“Heart Of Gold” represents a very well done cover of the Neal Young classic. Sweet lends his signature heavier rocking imprint in melding organ and decisive rhythm guitars with touches of steel guitar. Yes, a slight country-western feel (sort of like “Coming Home”) but not to a fault. Also, note the bonus track version featuring a guest vocal appearance from Electra Mustaine, daughter of Dave Mustaine (Megedeth). Overall, good job and she has a nice voice- if looking to pursue a career in the music industry she is off to a strong start.
“Anybody Else” is the first of two hard rockers to close the album. The resounding guitar walls at the start of the song speak heavily of Stryper, as does a trademark falsetto scream. Verses are powerful as all get out from their portent mentality, while backing vocals step forward to drive the immaculate chorus. This one sounds as if written with No More Hell To Pay in mind. Lyric snippet:
I’ve seen the middle, the ups and downs
I’ve been a targeted man
It’s been hot and colder than hell
And just for taking a stand
I’ve learned to shake the dust from my clothes
As I get back on my feet
I’m here to tell you, nobody knows
Just how to fight like me
“Unsuspecting” upholds the heavier direction with its up-tempo and high-energy boogie hard rock slant. Momentum is infectious, as knife-edge guitars play a prevailing role along with complementary bluesy underpinnings. If The Yellow And Black Attack had included a seventh song this could very well be what it might have sounded like.
Review by Andrew Rockwell
Track Listing: “Taking On The World Tonight” (3:45), “All That’s Left (For Me To Prove)” (3:49), “The Cause” (4:10), “This Time” (4:11), “I’m Not Your Suicide” (3:49), “Coming Home” (3:57), “Miles Away” (3:34), “Strong” (4:00), “How To Live” (4:15), “Heart Of Gold” (3:11), “Anybody Else” (4:04), “Unsuspecting” (4:09), “Heart Of Gold” (Bonus Track) (3:11)

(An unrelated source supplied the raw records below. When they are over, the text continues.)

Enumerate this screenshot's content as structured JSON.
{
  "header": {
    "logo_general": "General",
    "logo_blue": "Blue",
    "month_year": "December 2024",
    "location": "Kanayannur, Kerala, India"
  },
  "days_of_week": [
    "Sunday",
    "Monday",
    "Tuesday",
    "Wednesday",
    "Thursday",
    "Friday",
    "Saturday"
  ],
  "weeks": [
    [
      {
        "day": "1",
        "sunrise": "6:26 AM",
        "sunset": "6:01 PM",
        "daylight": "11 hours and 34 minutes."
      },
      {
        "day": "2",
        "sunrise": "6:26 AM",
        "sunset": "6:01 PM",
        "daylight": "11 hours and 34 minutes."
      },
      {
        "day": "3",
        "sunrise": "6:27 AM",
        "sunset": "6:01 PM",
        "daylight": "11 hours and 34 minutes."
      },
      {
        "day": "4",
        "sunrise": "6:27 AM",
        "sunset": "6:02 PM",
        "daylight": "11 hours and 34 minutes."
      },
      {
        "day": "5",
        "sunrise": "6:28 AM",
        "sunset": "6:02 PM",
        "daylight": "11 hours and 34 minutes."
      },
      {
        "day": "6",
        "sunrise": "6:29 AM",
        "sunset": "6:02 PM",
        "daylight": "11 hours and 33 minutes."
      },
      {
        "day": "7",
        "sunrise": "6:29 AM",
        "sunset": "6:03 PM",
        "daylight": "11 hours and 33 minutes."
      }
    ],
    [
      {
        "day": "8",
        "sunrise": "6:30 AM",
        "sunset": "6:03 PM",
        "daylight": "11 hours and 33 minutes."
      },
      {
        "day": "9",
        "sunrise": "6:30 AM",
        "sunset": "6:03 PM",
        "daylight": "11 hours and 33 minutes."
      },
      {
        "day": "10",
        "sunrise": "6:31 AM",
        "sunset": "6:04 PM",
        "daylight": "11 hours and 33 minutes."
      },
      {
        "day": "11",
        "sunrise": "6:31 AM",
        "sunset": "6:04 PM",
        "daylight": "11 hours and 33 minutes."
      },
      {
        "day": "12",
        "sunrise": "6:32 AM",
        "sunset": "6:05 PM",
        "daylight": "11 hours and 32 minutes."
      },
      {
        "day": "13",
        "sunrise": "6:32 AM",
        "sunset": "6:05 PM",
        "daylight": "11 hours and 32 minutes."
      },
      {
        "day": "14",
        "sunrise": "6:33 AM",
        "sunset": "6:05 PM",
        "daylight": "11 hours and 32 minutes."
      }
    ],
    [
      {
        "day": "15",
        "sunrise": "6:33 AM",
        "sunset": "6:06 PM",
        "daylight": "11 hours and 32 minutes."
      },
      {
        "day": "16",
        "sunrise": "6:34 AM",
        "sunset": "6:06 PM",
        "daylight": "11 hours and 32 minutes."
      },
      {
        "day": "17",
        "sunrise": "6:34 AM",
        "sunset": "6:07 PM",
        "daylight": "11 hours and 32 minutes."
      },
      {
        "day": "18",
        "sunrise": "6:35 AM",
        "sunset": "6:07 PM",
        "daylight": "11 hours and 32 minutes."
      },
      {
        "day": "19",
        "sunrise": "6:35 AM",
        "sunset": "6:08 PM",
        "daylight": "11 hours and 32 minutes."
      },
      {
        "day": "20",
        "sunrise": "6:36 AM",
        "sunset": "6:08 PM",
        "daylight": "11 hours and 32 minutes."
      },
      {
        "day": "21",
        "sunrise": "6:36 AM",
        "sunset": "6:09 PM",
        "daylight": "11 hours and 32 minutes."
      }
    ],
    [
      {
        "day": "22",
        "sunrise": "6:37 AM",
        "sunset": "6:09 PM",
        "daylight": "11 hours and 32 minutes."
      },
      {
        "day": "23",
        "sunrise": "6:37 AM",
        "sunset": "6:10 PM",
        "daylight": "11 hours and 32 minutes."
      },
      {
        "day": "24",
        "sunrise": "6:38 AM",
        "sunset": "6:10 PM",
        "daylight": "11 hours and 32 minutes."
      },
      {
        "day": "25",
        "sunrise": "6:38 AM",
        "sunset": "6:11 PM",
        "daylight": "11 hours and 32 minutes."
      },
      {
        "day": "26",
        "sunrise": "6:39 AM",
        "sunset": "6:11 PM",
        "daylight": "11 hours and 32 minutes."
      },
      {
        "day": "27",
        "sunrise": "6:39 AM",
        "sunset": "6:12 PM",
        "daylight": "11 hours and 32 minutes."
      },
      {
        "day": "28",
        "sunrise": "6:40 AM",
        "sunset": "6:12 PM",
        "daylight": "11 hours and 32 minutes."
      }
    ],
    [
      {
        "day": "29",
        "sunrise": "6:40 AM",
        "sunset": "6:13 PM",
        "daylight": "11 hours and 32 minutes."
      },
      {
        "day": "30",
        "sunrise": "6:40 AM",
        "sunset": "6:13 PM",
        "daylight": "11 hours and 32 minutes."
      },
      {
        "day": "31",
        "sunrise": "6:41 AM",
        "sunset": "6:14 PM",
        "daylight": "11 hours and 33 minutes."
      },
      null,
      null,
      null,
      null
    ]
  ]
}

Michael Sweet - Lead Vocals & Guitars
Paul McNamara - Piano, B3, Moog & Keyboards
Pete Adams - Steel Guitar
John O Boyle - Bass
Kenny Aronoff - Drums
Electra Mustaine - Vocals
Tony Harnell - Vocals
Kevin Max - Vocals
Chris Jericho - Vocals
Doug Aldrich - Guitars
Timothy Gaines - Bass
Robert Sweet – Drums
1. Dave Muttillo. “How Sweet It Is,”, Heaven’s Metal 46 (1994): 4-6.